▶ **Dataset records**

= Beginning of Section =

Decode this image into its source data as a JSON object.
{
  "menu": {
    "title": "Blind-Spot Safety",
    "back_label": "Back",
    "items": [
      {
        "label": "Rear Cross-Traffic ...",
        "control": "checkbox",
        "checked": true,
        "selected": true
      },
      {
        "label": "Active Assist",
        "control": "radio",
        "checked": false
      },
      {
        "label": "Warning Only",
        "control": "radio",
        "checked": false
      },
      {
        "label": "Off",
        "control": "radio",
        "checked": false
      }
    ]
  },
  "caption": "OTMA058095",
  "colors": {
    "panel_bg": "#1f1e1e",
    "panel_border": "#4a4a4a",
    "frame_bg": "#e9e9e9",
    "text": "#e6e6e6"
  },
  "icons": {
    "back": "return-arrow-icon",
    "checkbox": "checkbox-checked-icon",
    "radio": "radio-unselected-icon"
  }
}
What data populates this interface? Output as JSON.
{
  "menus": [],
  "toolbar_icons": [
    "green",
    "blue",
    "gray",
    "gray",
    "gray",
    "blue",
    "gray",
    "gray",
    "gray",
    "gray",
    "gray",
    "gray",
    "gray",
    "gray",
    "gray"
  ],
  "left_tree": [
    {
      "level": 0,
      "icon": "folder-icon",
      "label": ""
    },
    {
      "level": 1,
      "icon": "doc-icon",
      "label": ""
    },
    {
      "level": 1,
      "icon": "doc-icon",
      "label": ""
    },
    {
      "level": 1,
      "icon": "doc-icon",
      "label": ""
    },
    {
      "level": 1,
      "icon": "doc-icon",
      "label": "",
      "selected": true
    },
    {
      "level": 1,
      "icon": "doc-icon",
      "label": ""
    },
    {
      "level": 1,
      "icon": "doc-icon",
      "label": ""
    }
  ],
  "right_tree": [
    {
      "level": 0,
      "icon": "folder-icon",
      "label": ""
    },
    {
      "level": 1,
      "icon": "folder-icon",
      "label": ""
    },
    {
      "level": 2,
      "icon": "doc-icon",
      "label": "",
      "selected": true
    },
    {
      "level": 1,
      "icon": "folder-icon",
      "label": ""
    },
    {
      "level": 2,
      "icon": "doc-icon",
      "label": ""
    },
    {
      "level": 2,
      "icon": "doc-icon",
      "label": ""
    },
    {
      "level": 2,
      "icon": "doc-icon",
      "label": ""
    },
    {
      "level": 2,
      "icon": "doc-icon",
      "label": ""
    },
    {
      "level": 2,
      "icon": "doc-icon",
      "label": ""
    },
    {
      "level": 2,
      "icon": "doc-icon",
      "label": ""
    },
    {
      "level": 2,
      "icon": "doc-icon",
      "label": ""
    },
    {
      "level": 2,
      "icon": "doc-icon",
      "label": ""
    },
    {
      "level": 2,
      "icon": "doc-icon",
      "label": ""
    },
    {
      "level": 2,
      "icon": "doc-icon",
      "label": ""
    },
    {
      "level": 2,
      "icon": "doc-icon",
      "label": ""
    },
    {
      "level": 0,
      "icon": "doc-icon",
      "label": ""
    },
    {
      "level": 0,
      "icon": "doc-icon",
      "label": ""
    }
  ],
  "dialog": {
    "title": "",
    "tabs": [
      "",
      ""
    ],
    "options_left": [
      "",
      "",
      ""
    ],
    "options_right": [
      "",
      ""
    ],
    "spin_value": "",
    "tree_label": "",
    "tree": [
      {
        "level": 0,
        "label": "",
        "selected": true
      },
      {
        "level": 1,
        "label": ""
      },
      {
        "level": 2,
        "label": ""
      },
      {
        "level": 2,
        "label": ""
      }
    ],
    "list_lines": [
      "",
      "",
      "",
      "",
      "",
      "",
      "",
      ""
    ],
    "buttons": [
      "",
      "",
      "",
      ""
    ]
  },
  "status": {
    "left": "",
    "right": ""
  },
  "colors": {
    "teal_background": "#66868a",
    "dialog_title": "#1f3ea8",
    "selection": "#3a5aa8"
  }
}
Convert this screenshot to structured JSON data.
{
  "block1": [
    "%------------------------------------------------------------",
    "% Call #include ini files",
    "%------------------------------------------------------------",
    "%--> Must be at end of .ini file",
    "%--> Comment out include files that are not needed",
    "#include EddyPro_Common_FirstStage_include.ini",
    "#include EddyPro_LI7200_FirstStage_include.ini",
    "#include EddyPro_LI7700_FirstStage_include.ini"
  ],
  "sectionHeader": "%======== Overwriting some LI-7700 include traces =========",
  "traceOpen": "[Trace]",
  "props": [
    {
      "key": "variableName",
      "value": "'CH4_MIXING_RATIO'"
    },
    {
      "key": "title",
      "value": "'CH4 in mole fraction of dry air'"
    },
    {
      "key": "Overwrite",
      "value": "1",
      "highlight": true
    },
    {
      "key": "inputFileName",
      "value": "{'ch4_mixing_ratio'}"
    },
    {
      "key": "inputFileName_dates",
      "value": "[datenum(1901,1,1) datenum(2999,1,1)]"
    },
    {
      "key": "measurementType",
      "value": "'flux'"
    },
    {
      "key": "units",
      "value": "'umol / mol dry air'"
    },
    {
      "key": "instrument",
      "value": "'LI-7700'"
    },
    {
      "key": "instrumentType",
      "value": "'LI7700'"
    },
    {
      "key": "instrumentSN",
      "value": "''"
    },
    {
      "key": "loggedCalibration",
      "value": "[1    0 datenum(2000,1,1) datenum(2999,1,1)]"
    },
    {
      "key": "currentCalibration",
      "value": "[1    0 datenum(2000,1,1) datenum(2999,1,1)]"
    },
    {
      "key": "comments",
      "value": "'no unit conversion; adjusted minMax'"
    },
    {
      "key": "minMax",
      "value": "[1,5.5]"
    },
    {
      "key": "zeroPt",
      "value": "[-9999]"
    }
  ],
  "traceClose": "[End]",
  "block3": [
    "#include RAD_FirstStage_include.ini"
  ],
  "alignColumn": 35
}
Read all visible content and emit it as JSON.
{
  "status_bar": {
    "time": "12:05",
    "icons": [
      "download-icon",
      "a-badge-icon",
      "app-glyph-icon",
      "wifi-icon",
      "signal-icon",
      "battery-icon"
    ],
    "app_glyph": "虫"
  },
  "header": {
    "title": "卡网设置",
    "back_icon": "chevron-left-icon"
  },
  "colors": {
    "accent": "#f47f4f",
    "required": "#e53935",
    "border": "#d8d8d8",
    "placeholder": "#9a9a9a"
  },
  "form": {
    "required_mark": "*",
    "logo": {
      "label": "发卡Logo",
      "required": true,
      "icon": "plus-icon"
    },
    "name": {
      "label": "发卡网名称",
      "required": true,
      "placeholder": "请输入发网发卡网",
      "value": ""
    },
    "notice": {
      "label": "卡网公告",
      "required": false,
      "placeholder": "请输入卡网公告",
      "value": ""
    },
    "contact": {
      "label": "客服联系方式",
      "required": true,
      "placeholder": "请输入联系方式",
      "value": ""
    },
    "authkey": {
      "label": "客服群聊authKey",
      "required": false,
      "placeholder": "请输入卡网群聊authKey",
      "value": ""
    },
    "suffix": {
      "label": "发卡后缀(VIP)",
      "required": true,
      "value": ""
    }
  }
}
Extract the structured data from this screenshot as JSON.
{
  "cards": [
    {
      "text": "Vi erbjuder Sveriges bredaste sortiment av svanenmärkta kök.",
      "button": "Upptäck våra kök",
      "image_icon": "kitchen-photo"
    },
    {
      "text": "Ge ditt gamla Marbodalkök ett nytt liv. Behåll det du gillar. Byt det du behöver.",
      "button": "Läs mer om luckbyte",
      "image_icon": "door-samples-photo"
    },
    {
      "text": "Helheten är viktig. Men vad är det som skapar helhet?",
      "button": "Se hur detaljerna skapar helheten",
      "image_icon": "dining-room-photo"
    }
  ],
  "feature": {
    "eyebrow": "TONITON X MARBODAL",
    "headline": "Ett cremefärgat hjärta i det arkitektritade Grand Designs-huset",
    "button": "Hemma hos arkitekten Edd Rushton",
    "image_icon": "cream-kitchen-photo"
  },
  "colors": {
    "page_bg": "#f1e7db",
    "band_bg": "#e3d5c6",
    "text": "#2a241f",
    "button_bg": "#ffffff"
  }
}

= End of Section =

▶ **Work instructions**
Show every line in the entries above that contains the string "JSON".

▶ **Reply to the task**
Decode this image into its source data as a JSON object.
What data populates this interface? Output as JSON.
Convert this screenshot to structured JSON data.
Read all visible content and emit it as JSON.
Extract the structured data from this screenshot as JSON.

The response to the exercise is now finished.